* **YOUR INSTRUCTIONS**
Every line below that carries the word "Content" needs to be copied.

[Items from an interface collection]
= Beginning of Section =

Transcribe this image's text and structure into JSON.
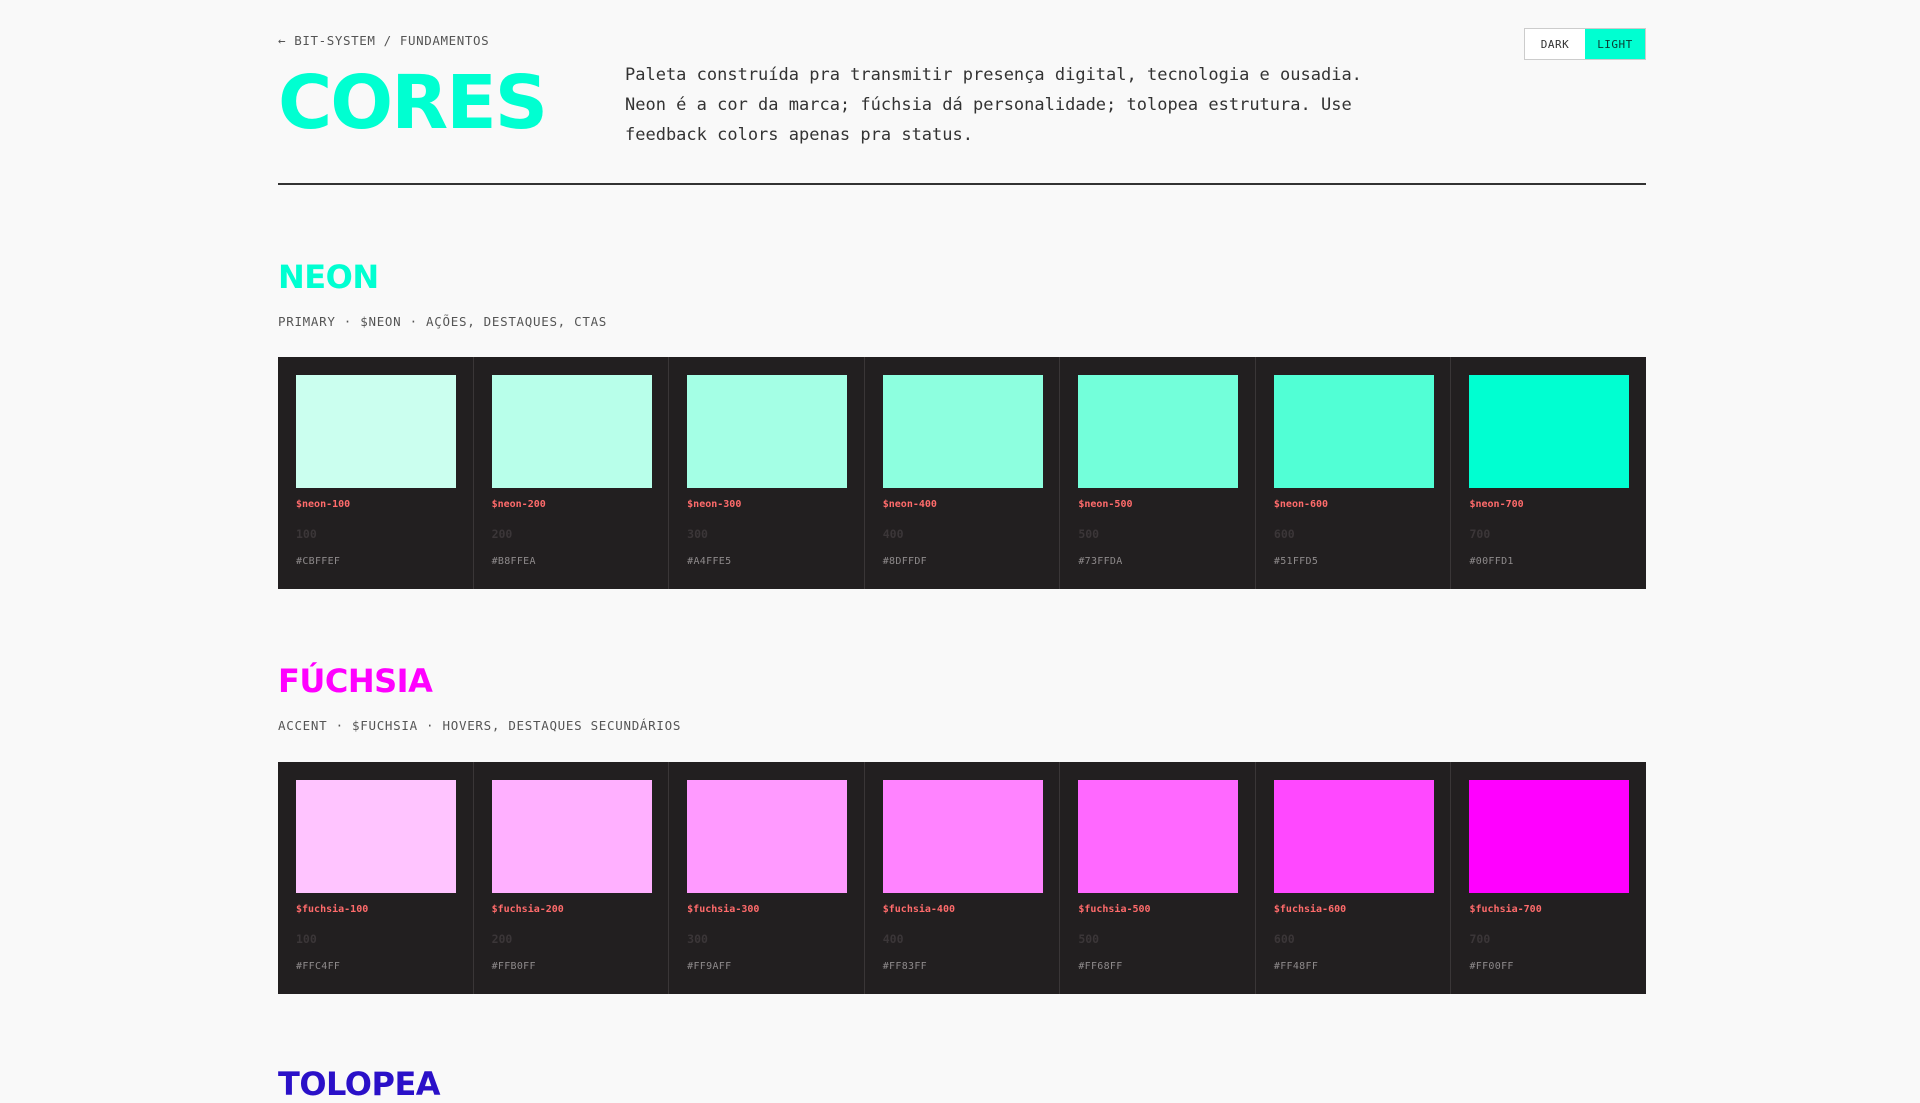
{
  "header": {
    "breadcrumb": "← BIT-SYSTEM / FUNDAMENTOS",
    "title": "CORES",
    "intro": "Paleta construída pra transmitir presença digital, tecnologia e ousadia. Neon é a cor da marca; fúchsia dá personalidade; tolopea estrutura. Use feedback colors apenas pra status."
  },
  "theme_toggle": {
    "dark_label": "DARK",
    "light_label": "LIGHT",
    "active": "LIGHT"
  },
  "colors": {
    "neon_accent": "#00FFD1",
    "fuchsia_accent": "#FF00FF",
    "tolopea_accent": "#2a10c8",
    "panel_bg": "#221f20",
    "token_label": "#ff6b6b"
  },
  "sections": [
    {
      "title": "NEON",
      "title_color": "#00FFD1",
      "subtitle": "PRIMARY · $NEON · AÇÕES, DESTAQUES, CTAS",
      "swatches": [
        {
          "token": "$neon-100",
          "weight": "100",
          "hex": "#CBFFEF"
        },
        {
          "token": "$neon-200",
          "weight": "200",
          "hex": "#B8FFEA"
        },
        {
          "token": "$neon-300",
          "weight": "300",
          "hex": "#A4FFE5"
        },
        {
          "token": "$neon-400",
          "weight": "400",
          "hex": "#8DFFDF"
        },
        {
          "token": "$neon-500",
          "weight": "500",
          "hex": "#73FFDA"
        },
        {
          "token": "$neon-600",
          "weight": "600",
          "hex": "#51FFD5"
        },
        {
          "token": "$neon-700",
          "weight": "700",
          "hex": "#00FFD1"
        }
      ]
    },
    {
      "title": "FÚCHSIA",
      "title_color": "#FF00FF",
      "subtitle": "ACCENT · $FUCHSIA · HOVERS, DESTAQUES SECUNDÁRIOS",
      "swatches": [
        {
          "token": "$fuchsia-100",
          "weight": "100",
          "hex": "#FFC4FF"
        },
        {
          "token": "$fuchsia-200",
          "weight": "200",
          "hex": "#FFB0FF"
        },
        {
          "token": "$fuchsia-300",
          "weight": "300",
          "hex": "#FF9AFF"
        },
        {
          "token": "$fuchsia-400",
          "weight": "400",
          "hex": "#FF83FF"
        },
        {
          "token": "$fuchsia-500",
          "weight": "500",
          "hex": "#FF68FF"
        },
        {
          "token": "$fuchsia-600",
          "weight": "600",
          "hex": "#FF48FF"
        },
        {
          "token": "$fuchsia-700",
          "weight": "700",
          "hex": "#FF00FF"
        }
      ]
    },
    {
      "title": "TOLOPEA",
      "title_color": "#2a10c8"
    }
  ]
}
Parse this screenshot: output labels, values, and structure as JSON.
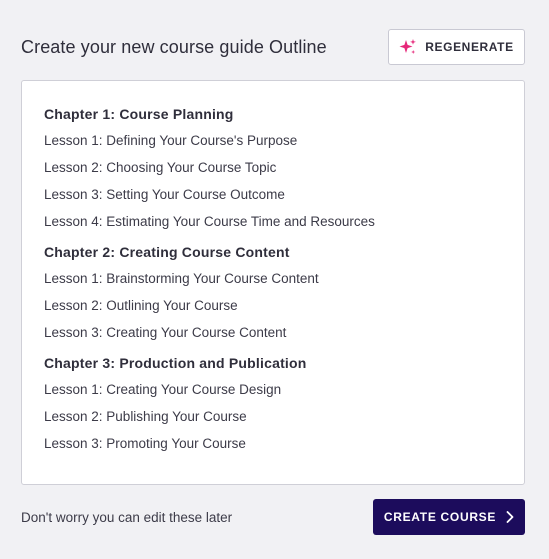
{
  "header": {
    "title": "Create your new course guide Outline",
    "regenerate_label": "REGENERATE",
    "regenerate_icon": "sparkle-icon"
  },
  "outline": {
    "chapters": [
      {
        "title": "Chapter 1: Course Planning",
        "lessons": [
          "Lesson 1: Defining Your Course's Purpose",
          "Lesson 2: Choosing Your Course Topic",
          "Lesson 3: Setting Your Course Outcome",
          "Lesson 4: Estimating Your Course Time and Resources"
        ]
      },
      {
        "title": "Chapter 2: Creating Course Content",
        "lessons": [
          "Lesson 1: Brainstorming Your Course Content",
          "Lesson 2: Outlining Your Course",
          "Lesson 3: Creating Your Course Content"
        ]
      },
      {
        "title": "Chapter 3: Production and Publication",
        "lessons": [
          "Lesson 1: Creating Your Course Design",
          "Lesson 2: Publishing Your Course",
          "Lesson 3: Promoting Your Course"
        ]
      }
    ]
  },
  "footer": {
    "note": "Don't worry you can edit these later",
    "create_label": "CREATE COURSE",
    "create_icon": "chevron-right-icon"
  },
  "colors": {
    "background": "#f1f1f4",
    "primary_button": "#1c0c5c",
    "sparkle": "#e6287a"
  }
}
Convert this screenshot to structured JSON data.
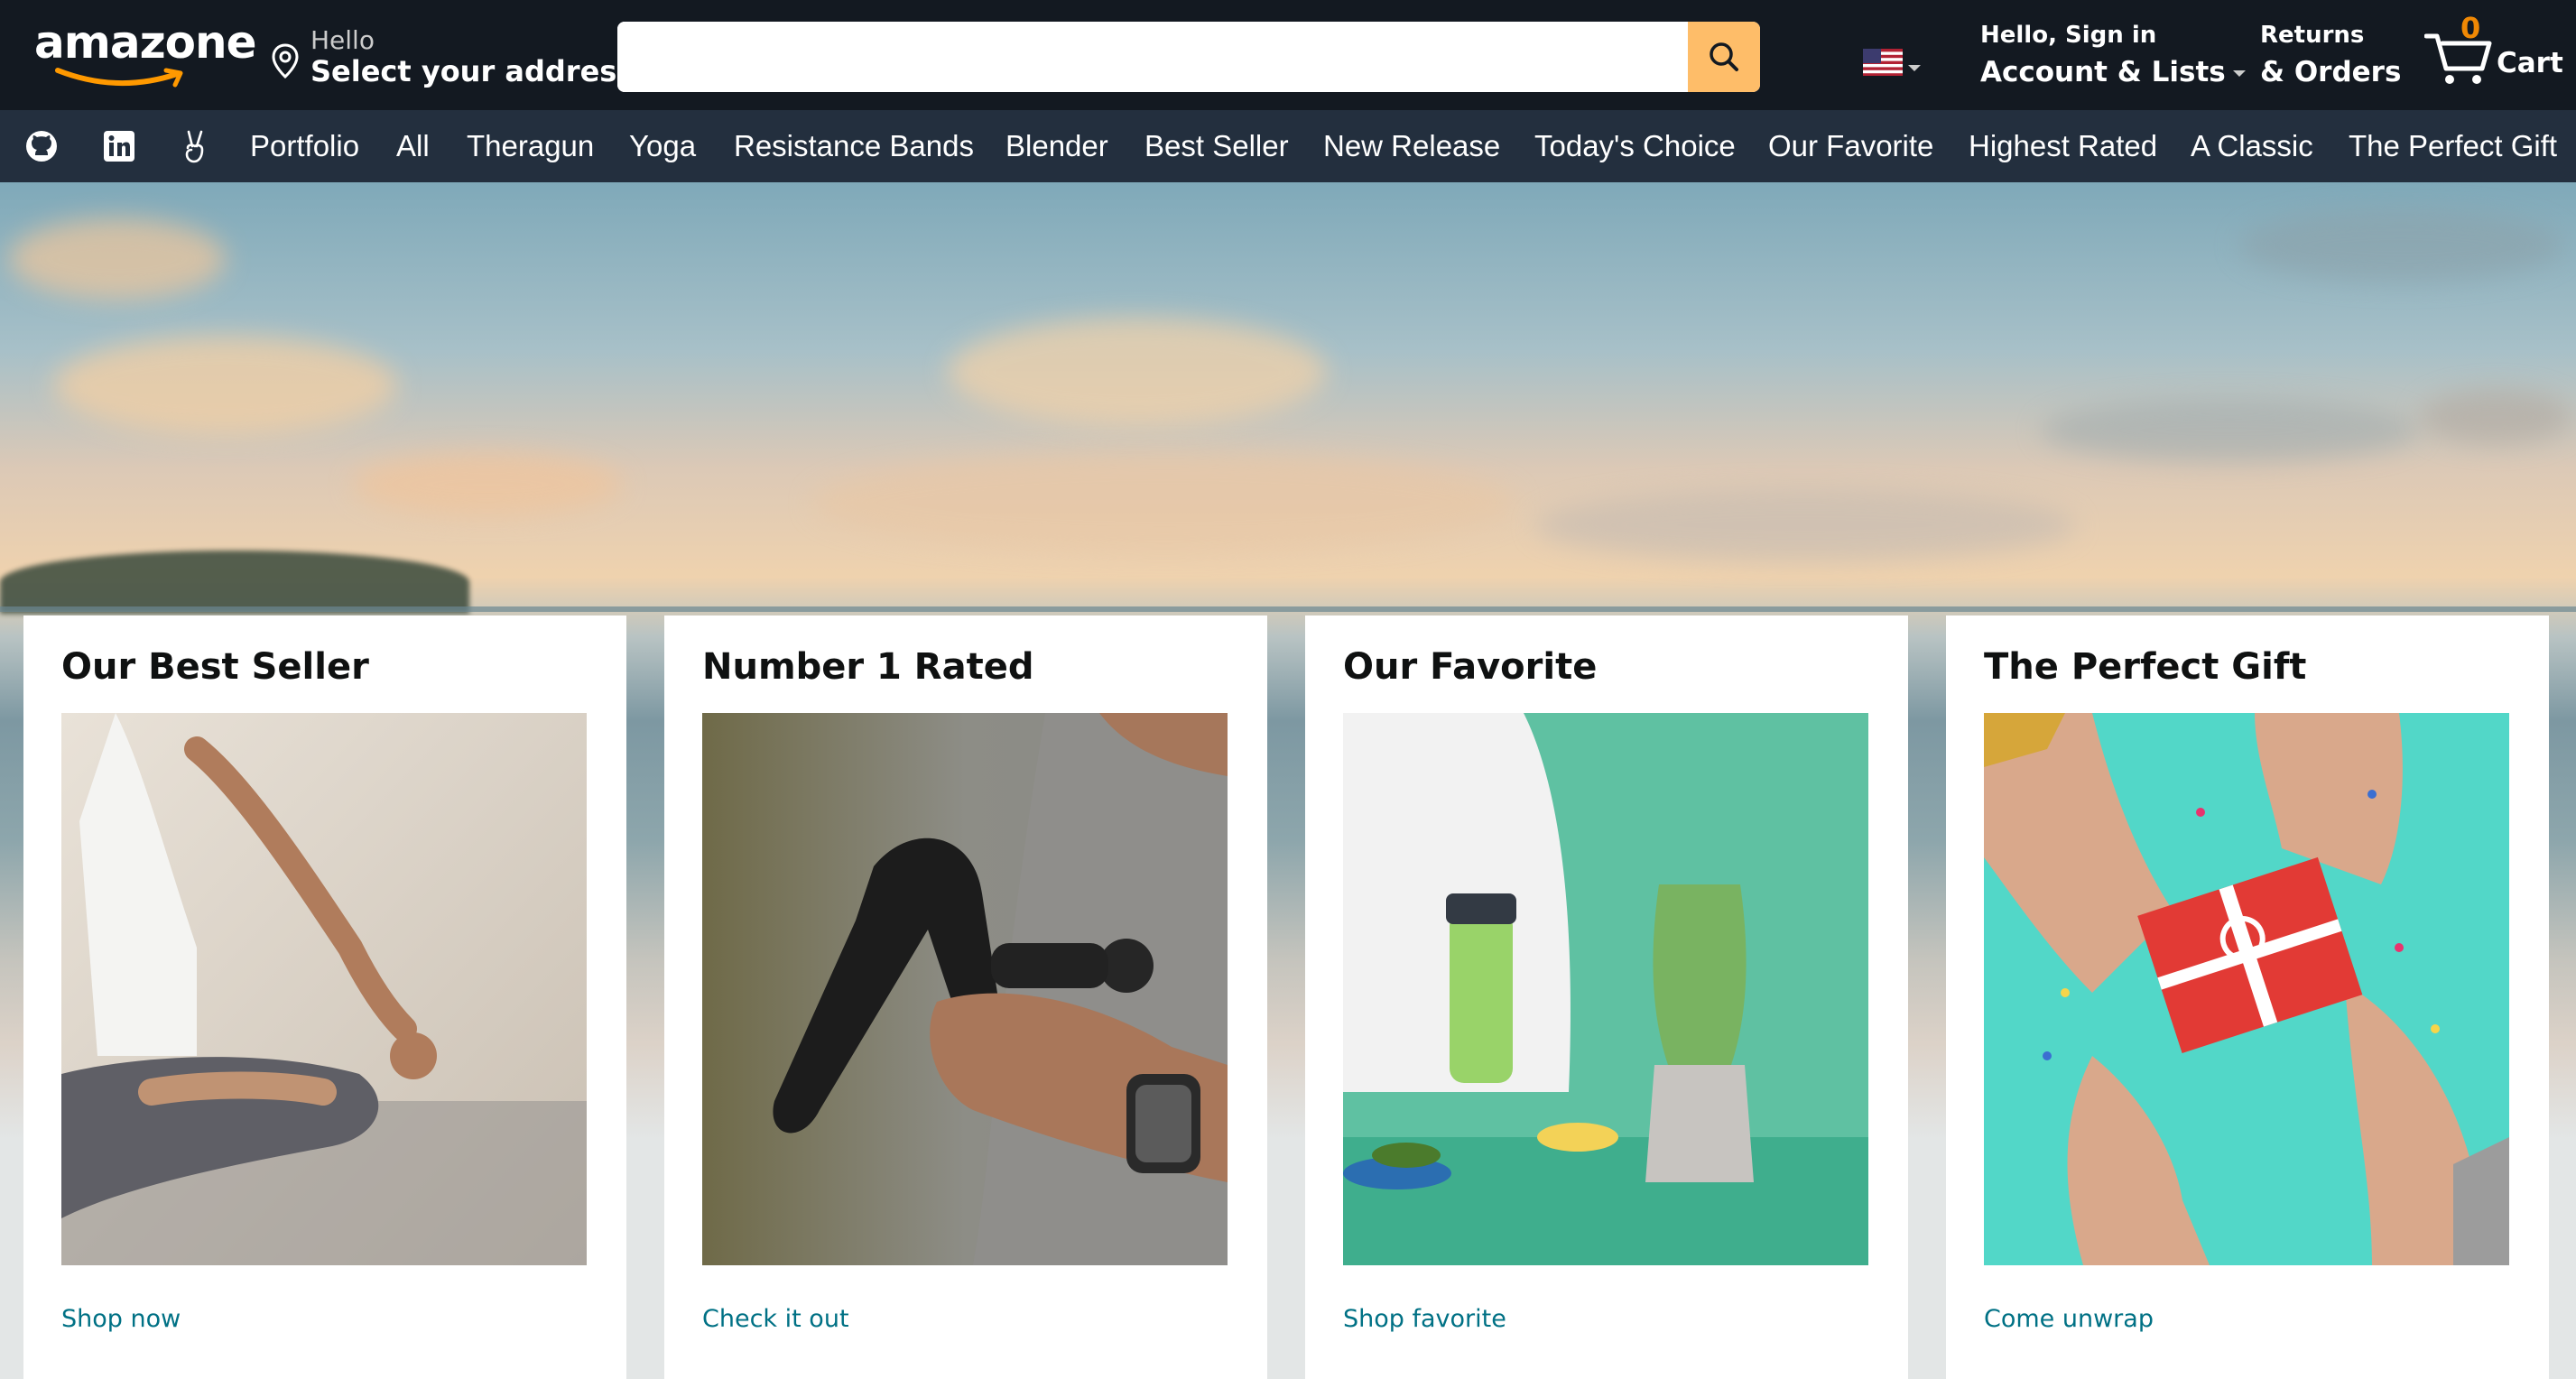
{
  "header": {
    "logo_text": "amazone",
    "address_greeting": "Hello",
    "address_prompt": "Select your address",
    "search": {
      "value": "",
      "placeholder": ""
    },
    "account_line1": "Hello, Sign in",
    "account_line2": "Account & Lists",
    "returns_line1": "Returns",
    "returns_line2": "& Orders",
    "cart_count": "0",
    "cart_label": "Cart"
  },
  "nav": {
    "icons": [
      "github-icon",
      "linkedin-icon",
      "peace-hand-icon"
    ],
    "links": [
      "Portfolio",
      "All",
      "Theragun",
      "Yoga",
      "Resistance Bands",
      "Blender",
      "Best Seller",
      "New Release",
      "Today's Choice",
      "Our Favorite",
      "Highest Rated",
      "A Classic",
      "The Perfect Gift"
    ]
  },
  "cards": [
    {
      "title": "Our Best Seller",
      "link": "Shop now",
      "image": "yoga-meditation-photo"
    },
    {
      "title": "Number 1 Rated",
      "link": "Check it out",
      "image": "theragun-massage-photo"
    },
    {
      "title": "Our Favorite",
      "link": "Shop favorite",
      "image": "nutribullet-blender-photo"
    },
    {
      "title": "The Perfect Gift",
      "link": "Come unwrap",
      "image": "gift-box-hands-photo"
    }
  ],
  "colors": {
    "header_bg": "#131921",
    "nav_bg": "#232f3e",
    "search_button": "#febd69",
    "cart_count": "#f08804",
    "link": "#007185",
    "logo_smile": "#ff9900"
  }
}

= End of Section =

* **RESULT FOR THIS TASK**
        "title": "Chapter 2: Creating Course Content",
          "Lesson 1: Brainstorming Your Course Content",
          "Lesson 3: Creating Your Course Content"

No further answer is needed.